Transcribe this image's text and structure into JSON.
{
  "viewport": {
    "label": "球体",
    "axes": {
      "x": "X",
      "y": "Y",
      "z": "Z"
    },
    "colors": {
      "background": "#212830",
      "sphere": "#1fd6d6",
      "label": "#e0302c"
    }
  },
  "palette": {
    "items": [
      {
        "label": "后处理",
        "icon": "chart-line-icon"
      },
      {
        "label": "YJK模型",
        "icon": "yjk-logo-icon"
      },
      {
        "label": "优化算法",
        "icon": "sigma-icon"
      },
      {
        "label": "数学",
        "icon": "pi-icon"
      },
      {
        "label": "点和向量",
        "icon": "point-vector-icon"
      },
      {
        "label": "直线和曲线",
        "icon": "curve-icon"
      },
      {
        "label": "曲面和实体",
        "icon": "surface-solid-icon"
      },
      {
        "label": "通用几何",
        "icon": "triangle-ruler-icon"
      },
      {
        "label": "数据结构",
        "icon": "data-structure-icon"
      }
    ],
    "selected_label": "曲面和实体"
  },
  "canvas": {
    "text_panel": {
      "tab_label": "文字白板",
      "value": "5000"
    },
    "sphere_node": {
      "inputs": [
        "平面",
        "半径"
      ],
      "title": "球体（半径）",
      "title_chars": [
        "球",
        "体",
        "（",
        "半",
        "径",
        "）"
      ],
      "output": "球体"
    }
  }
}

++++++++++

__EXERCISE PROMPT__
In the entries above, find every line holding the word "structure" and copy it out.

__WORKED SOLUTION__
Transcribe this image's text and structure into JSON.
        "icon": "data-structure-icon"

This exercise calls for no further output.